A sneeze is an involuntary explosive burst of air from the nose and mouth that removes offending material from the nasal passages.
Causes & symptoms
Sneezing can occur from a number of causes, or may itself be a symptom of an underlying condition, most likely an allergy or common cold. Sneezing may simply be triggered by a small foreign object or substance in the nose, including particles of pepper, smoke, irritating chemical fumes, or gases. It may also be a symptom of a common cold, upper respiratory tract infection, hay fever, or other allergies to pollen, dust, dust mites, mold, dander, grass, or other substances. Additional potential causes of sneezing include withdrawal from opiate drugs, inhaling corticosteroids, whooping cough, or anaphylaxis. Many people sneeze when they step outdoors into bright sunlight. Others report sneezing whenever they tweeze their eyebrows.
In a January 2000 paper in the journal Neurology, Dr. Mark Hersch of Australia's New South Wales University reported that some stroke patients find themselves temporarily unable to sneeze, leading to speculation that a "sneeze center" may exist in the medulla of the brainstem.
An attempt to determine the cause of sneezing is likely to include an examination of the upper respiratory tract. A doctor might perform skin tests to uncover any allergies, or antibody tests. In some cases, x rays are also useful.
Herbs and supplements
Echinacea, Yin Chiao Chieh Tu Pien (a Chinese over-the-counter formulation), zinc, and vitamin C are all potentially useful against sneezing and other cold symptoms. Stinging nettle (Urtica dioica) and red clover (Trifolium pratense) may be used for allergies.
Homeopathy and acupuncture
Either of these disciplines may offer individualized relief. A local practitioner should be consulted. Homeopathic
remedies may include Allium cepa, Sabadilla, Nux vomica, Euphrasia, Natrum muriaticum, and others.
Acupressure points that may be effective against sneezing include Large Intestine 4 (between the thumb and the index finger), Governing Vessel 26 (on the upper lip), and Triple Warmer 5 (on the forearm).
With allergies, the best way to prevent sneezing is to avoid exposure to allergens, the substances that provoke allergic attacks.

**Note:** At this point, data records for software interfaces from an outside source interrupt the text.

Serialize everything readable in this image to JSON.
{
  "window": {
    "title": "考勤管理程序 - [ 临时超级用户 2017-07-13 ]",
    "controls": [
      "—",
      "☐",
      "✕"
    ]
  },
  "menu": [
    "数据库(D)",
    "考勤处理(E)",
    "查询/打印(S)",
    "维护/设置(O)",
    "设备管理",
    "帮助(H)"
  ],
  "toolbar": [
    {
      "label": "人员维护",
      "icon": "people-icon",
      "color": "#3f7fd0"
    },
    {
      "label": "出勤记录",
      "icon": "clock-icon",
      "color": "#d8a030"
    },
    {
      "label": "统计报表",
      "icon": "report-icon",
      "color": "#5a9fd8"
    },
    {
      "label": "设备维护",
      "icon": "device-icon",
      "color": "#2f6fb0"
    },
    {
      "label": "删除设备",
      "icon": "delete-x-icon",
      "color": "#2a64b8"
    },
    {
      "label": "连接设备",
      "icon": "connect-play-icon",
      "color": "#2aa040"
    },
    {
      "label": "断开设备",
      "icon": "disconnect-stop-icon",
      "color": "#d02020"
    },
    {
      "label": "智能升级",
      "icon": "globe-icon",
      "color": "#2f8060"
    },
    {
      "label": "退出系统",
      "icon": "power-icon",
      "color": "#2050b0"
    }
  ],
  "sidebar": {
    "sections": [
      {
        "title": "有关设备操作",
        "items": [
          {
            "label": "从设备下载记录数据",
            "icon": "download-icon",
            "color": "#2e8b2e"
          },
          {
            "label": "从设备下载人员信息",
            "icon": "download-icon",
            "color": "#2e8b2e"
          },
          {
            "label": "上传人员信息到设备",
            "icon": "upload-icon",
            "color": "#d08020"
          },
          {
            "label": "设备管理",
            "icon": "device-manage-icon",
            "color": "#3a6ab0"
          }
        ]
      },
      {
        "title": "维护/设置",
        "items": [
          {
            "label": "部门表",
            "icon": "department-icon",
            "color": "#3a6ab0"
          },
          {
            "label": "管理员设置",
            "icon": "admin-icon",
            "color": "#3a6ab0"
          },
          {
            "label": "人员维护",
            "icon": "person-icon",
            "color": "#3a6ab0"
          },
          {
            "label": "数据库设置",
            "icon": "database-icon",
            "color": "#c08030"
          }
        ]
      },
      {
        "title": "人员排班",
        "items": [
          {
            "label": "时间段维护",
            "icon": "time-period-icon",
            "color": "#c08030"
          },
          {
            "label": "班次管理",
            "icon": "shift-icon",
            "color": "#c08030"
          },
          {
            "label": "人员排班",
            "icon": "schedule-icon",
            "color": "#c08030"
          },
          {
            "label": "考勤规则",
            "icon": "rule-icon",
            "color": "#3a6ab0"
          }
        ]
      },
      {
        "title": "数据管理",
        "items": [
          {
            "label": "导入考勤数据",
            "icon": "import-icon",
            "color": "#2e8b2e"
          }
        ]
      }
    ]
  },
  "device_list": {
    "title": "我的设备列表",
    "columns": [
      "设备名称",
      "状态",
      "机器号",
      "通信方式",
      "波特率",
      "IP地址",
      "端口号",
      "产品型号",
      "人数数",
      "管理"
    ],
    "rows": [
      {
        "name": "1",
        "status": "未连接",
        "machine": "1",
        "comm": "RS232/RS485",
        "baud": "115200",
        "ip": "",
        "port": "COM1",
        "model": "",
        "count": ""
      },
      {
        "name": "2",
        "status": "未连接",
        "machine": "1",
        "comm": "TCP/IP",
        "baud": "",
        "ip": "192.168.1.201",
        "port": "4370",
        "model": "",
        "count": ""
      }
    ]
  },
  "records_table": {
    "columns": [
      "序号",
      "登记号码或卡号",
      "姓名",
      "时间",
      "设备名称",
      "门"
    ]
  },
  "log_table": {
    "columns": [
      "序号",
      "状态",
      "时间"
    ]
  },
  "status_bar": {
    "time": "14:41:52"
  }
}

Depending on the substance, this can be done by timely replacement of furnace filters, removing animals from the house, or even getting out of town during particularly sensitive seasons.
Handwashing and careful hygiene are good ways to avoid common colds and other infections.
National Institute of Allergies and Infectious Diseases. 9000 Rockville Pike, Building 31, Room 7A-03, Bethesda, MD, 20205. (800) 644-6627. http://www.niaid.nih.gov/.